> [EXERCISE REQUIREMENTS] Write the entries below out again without a single difference.
(DATA begins)
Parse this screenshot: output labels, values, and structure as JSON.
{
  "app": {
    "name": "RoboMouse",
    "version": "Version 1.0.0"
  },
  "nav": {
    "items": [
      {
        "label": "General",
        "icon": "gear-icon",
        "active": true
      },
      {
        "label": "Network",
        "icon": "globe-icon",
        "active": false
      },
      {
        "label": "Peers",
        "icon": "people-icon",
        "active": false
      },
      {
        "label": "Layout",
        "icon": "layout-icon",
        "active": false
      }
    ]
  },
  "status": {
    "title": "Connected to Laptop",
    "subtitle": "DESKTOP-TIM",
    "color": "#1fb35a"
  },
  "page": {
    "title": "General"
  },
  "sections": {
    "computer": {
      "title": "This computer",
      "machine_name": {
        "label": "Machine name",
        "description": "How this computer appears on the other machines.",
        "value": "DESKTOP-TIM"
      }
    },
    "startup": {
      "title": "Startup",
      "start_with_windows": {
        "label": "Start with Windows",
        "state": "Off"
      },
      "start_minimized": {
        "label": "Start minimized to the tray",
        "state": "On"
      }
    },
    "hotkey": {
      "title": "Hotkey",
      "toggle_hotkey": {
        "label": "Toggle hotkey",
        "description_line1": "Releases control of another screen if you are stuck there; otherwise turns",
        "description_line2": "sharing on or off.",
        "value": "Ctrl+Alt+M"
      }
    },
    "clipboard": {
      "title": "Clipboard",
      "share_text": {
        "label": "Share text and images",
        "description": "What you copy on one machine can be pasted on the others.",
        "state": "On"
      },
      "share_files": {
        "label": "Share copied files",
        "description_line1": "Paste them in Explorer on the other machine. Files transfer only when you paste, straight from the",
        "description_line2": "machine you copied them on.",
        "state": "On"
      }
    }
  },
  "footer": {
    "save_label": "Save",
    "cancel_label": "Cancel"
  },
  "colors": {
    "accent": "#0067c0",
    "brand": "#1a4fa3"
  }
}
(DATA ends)
> [ANSWER TO THIS PROBLEM]
Parse this screenshot: output labels, values, and structure as JSON.
{
  "app": {
    "name": "RoboMouse",
    "version": "Version 1.0.0"
  },
  "nav": {
    "items": [
      {
        "label": "General",
        "icon": "gear-icon",
        "active": true
      },
      {
        "label": "Network",
        "icon": "globe-icon",
        "active": false
      },
      {
        "label": "Peers",
        "icon": "people-icon",
        "active": false
      },
      {
        "label": "Layout",
        "icon": "layout-icon",
        "active": false
      }
    ]
  },
  "status": {
    "title": "Connected to Laptop",
    "subtitle": "DESKTOP-TIM",
    "color": "#1fb35a"
  },
  "page": {
    "title": "General"
  },
  "sections": {
    "computer": {
      "title": "This computer",
      "machine_name": {
        "label": "Machine name",
        "description": "How this computer appears on the other machines.",
        "value": "DESKTOP-TIM"
      }
    },
    "startup": {
      "title": "Startup",
      "start_with_windows": {
        "label": "Start with Windows",
        "state": "Off"
      },
      "start_minimized": {
        "label": "Start minimized to the tray",
        "state": "On"
      }
    },
    "hotkey": {
      "title": "Hotkey",
      "toggle_hotkey": {
        "label": "Toggle hotkey",
        "description_line1": "Releases control of another screen if you are stuck there; otherwise turns",
        "description_line2": "sharing on or off.",
        "value": "Ctrl+Alt+M"
      }
    },
    "clipboard": {
      "title": "Clipboard",
      "share_text": {
        "label": "Share text and images",
        "description": "What you copy on one machine can be pasted on the others.",
        "state": "On"
      },
      "share_files": {
        "label": "Share copied files",
        "description_line1": "Paste them in Explorer on the other machine. Files transfer only when you paste, straight from the",
        "description_line2": "machine you copied them on.",
        "state": "On"
      }
    }
  },
  "footer": {
    "save_label": "Save",
    "cancel_label": "Cancel"
  },
  "colors": {
    "accent": "#0067c0",
    "brand": "#1a4fa3"
  }
}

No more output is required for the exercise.